VOL. 11 | NO. 17 | Saturday, April 28, 2018
Web Extra: Forrest Slave Market Site Emerges From Past As Part of Heritage Trail
By Bill Dries
The same week as the formal re-opening of the Universal Life Insurance building, Tim Huebner, a Rhodes College history professor, and the students in his “historical methods” class went to Calvary Episcopal Church to unveil a new historical marker that marks the site of a very different business success story.
“We think that based on the records we do have that this was one of the longest operating and therefore most significant slave trading sites in Memphis,” Huebner said of what is now a parking lot just east of the church.
It was a slave market operated by Nathan Bedford Forrest, who later became a Confederate general during the Civil War and the first Grand Wizard of the Ku Klux Klan. And the site is one of several still developing that will be included in Heritage Trail tours.
A nearby Tennessee Historical Commission market from 1955 on the property notes that it had been Forrest’s home, but leaves out any reference to the slave market that made Forrest a wealthy man.
Huebner and his students went in search of names and any other information that might identify the men, women and children sold at the slave market. They found 72 names in their research – in most cases a first name only and an age.
“Those records include the city directories. Bills of sale are a significant source which we used in order to come up with a list of names,” Huebner said of the research done primarily at the Memphis-Shelby County Room of the Memphis Public Libraries and the Shelby County Archives. “We were also able to add other names based on a handful of newspaper articles and bills of sale. Those bills of sale, city directors, newspapers were the main sources that we used to do the research.”
Huebner and his students read the names at a memorial service in the church before the plaque was unveiled. The church bell tolled as the names were read, a standing-room only crowd coming to its feet after the first few names were read.
Among the names Huebner read was Harrison, a 14-year-old boy, sold on his own, and Mary, age 15, also sold on her own. That is despite Forrest defenders who claim that Forrest was “humane” because he would never allow a family sold at his market to be separated from one other. Still other Forrest defenders deny he was ever a slave trader or in the Ku Klux Klan, despite ample historical evidence of both.
“Overwhelmingly these are individual sales,” Huebner said. “There were a few sales of families but typically the family was just a mother and a very young child. … That 3-month-old would have been sold with the mother.
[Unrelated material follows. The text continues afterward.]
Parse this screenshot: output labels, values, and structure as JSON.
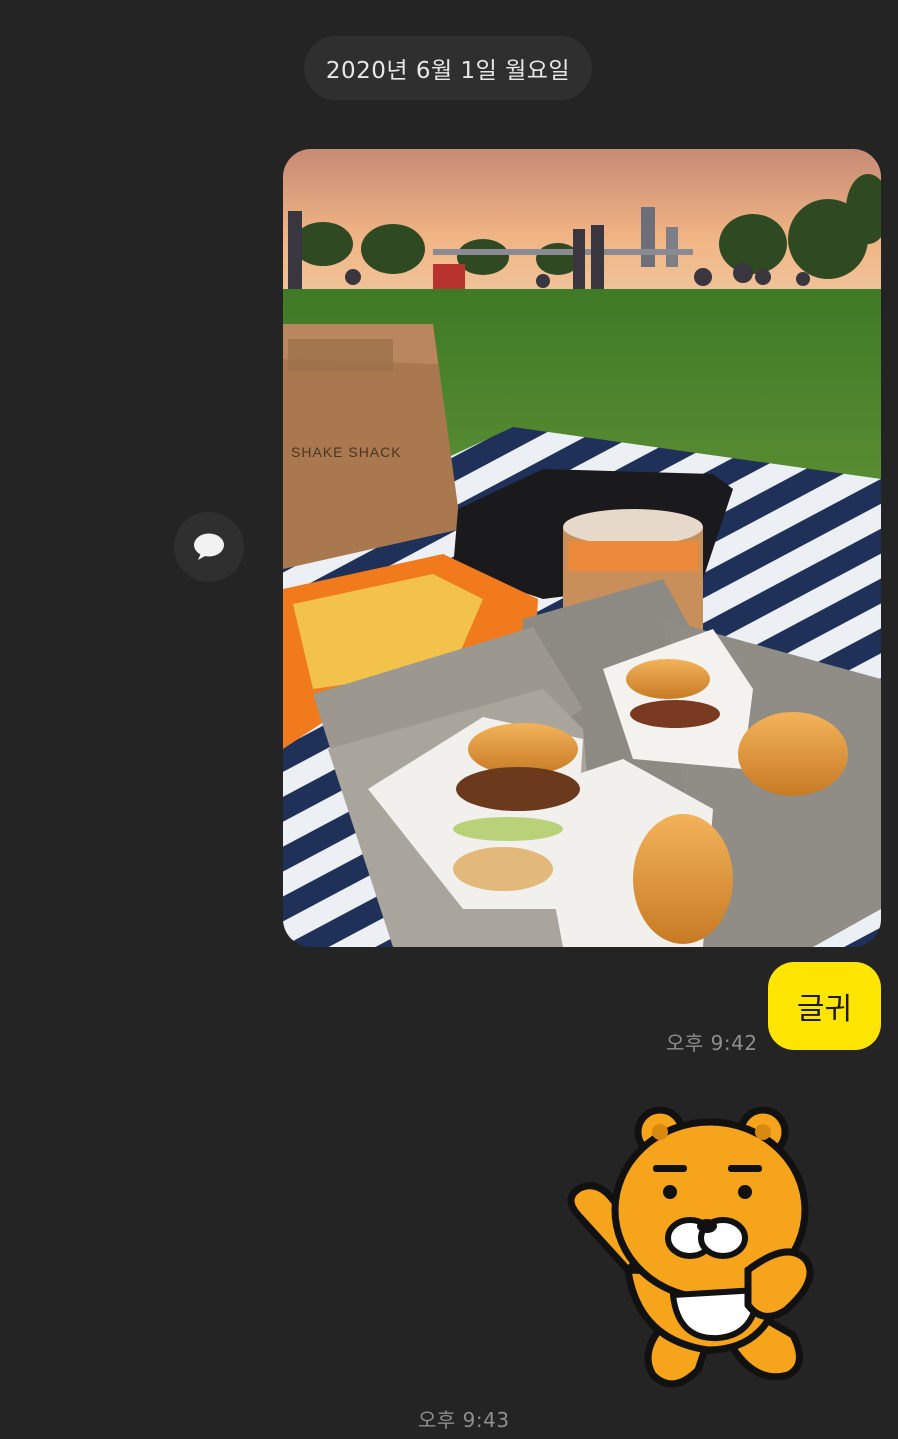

That was fairly typical if it was a baby, an infant, a toddler.”
Calvary rector Rev. Scott Walters said the past that took place while the church was its neighbor is also a force in what happens next for the oldest public building in the city.
“We spent several years trying to get it,” Walters said of the property bought from the city. “So now our plan is we prepare in the next few years for a larger reimagining of the Calvary block. … We know we want to honor what’s happened there. We know we want to expand what’s happened there.”
As the research by Rhodes students brought what happened on the site into vivid detail with names and ages, Walters said it captured the imagination of the parish.
“One of the persons who read names in the forum - he said, ‘I’m haunted by this. I’m haunted by this information that this market was happening while we were going to church. I want in some way for these people who were bought and sold to be our patron saints.’”
“We honor them today but in our tradition it is a tradition of individuals whose lives and stories and sufferings actually expand our vision of what it means to be human,” Walters said.